■ Given data ■
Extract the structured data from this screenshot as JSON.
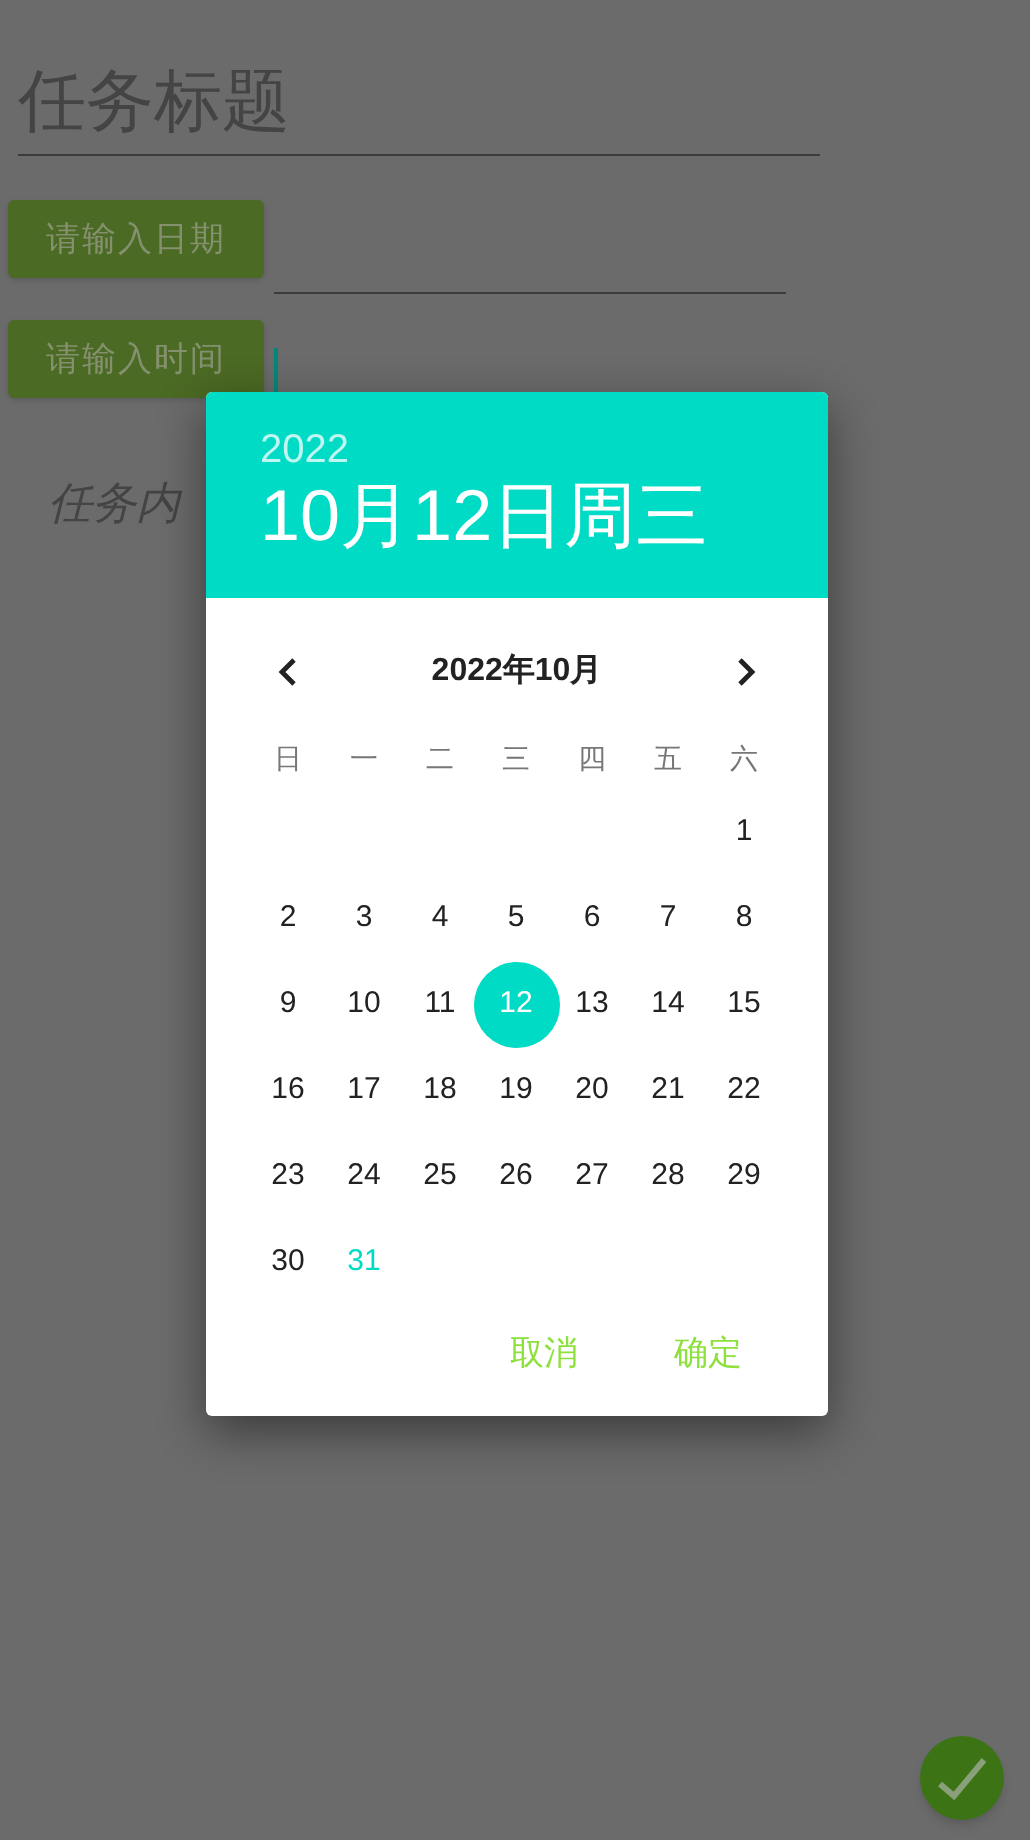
{
  "form": {
    "title_field": {
      "placeholder": "任务标题"
    },
    "date_button": "请输入日期",
    "time_button": "请输入时间",
    "content_field": {
      "placeholder": "任务内"
    }
  },
  "date_picker": {
    "year": "2022",
    "date": "10月12日周三",
    "month_label": "2022年10月",
    "weekdays": [
      "日",
      "一",
      "二",
      "三",
      "四",
      "五",
      "六"
    ],
    "weeks": [
      {
        "days": [
          {
            "label": "1",
            "selected": false,
            "today": false
          }
        ]
      },
      {
        "days": [
          {
            "label": "2",
            "selected": false,
            "today": false
          },
          {
            "label": "3",
            "selected": false,
            "today": false
          },
          {
            "label": "4",
            "selected": false,
            "today": false
          },
          {
            "label": "5",
            "selected": false,
            "today": false
          },
          {
            "label": "6",
            "selected": false,
            "today": false
          },
          {
            "label": "7",
            "selected": false,
            "today": false
          },
          {
            "label": "8",
            "selected": false,
            "today": false
          }
        ]
      },
      {
        "days": [
          {
            "label": "9",
            "selected": false,
            "today": false
          },
          {
            "label": "10",
            "selected": false,
            "today": false
          },
          {
            "label": "11",
            "selected": false,
            "today": false
          },
          {
            "label": "12",
            "selected": true,
            "today": false
          },
          {
            "label": "13",
            "selected": false,
            "today": false
          },
          {
            "label": "14",
            "selected": false,
            "today": false
          },
          {
            "label": "15",
            "selected": false,
            "today": false
          }
        ]
      },
      {
        "days": [
          {
            "label": "16",
            "selected": false,
            "today": false
          },
          {
            "label": "17",
            "selected": false,
            "today": false
          },
          {
            "label": "18",
            "selected": false,
            "today": false
          },
          {
            "label": "19",
            "selected": false,
            "today": false
          },
          {
            "label": "20",
            "selected": false,
            "today": false
          },
          {
            "label": "21",
            "selected": false,
            "today": false
          },
          {
            "label": "22",
            "selected": false,
            "today": false
          }
        ]
      },
      {
        "days": [
          {
            "label": "23",
            "selected": false,
            "today": false
          },
          {
            "label": "24",
            "selected": false,
            "today": false
          },
          {
            "label": "25",
            "selected": false,
            "today": false
          },
          {
            "label": "26",
            "selected": false,
            "today": false
          },
          {
            "label": "27",
            "selected": false,
            "today": false
          },
          {
            "label": "28",
            "selected": false,
            "today": false
          },
          {
            "label": "29",
            "selected": false,
            "today": false
          }
        ]
      },
      {
        "days": [
          {
            "label": "30",
            "selected": false,
            "today": false
          },
          {
            "label": "31",
            "selected": false,
            "today": true
          }
        ]
      }
    ],
    "buttons": [
      "取消",
      "确定"
    ]
  }
}
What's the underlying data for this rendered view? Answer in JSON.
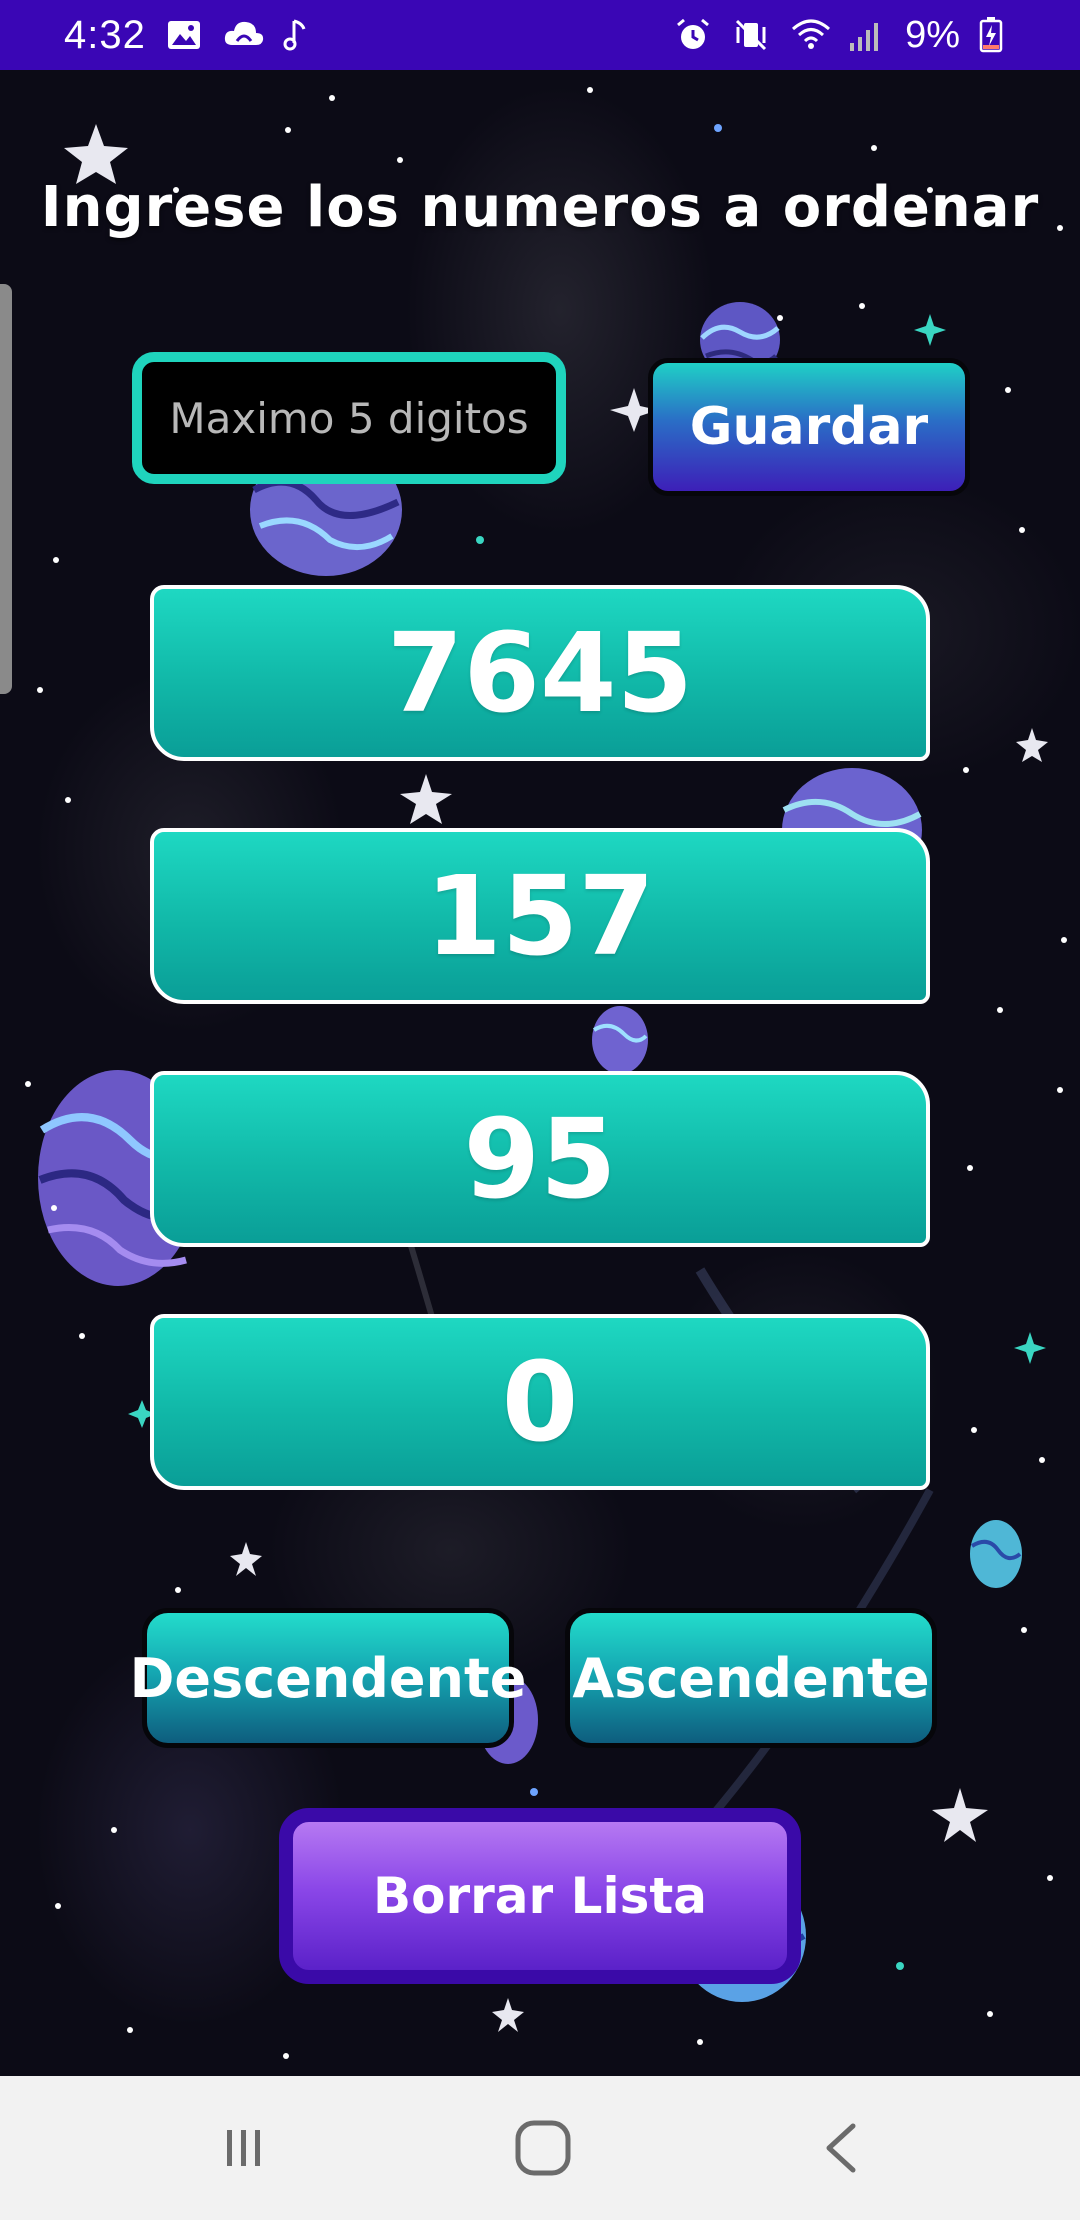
{
  "status_bar": {
    "time": "4:32",
    "left_icons": [
      "image-icon",
      "cloud-sync-icon",
      "music-note-icon"
    ],
    "right_icons": [
      "alarm-icon",
      "mute-vibrate-icon",
      "wifi-icon",
      "signal-icon",
      "battery-charging-icon"
    ],
    "battery_text": "9%"
  },
  "main": {
    "title": "Ingrese los numeros a ordenar",
    "input": {
      "placeholder": "Maximo 5 digitos",
      "value": ""
    },
    "save_label": "Guardar",
    "numbers": [
      "7645",
      "157",
      "95",
      "0"
    ],
    "descending_label": "Descendente",
    "ascending_label": "Ascendente",
    "clear_label": "Borrar Lista"
  },
  "nav_bar": {
    "buttons": [
      "recent-apps",
      "home",
      "back"
    ]
  },
  "colors": {
    "status_bar": "#3a06b5",
    "accent_teal": "#1fd4bd",
    "background": "#0c0b16",
    "clear_button": "#8b47e8"
  }
}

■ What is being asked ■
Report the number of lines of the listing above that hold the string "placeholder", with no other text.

■ Expected output ■
3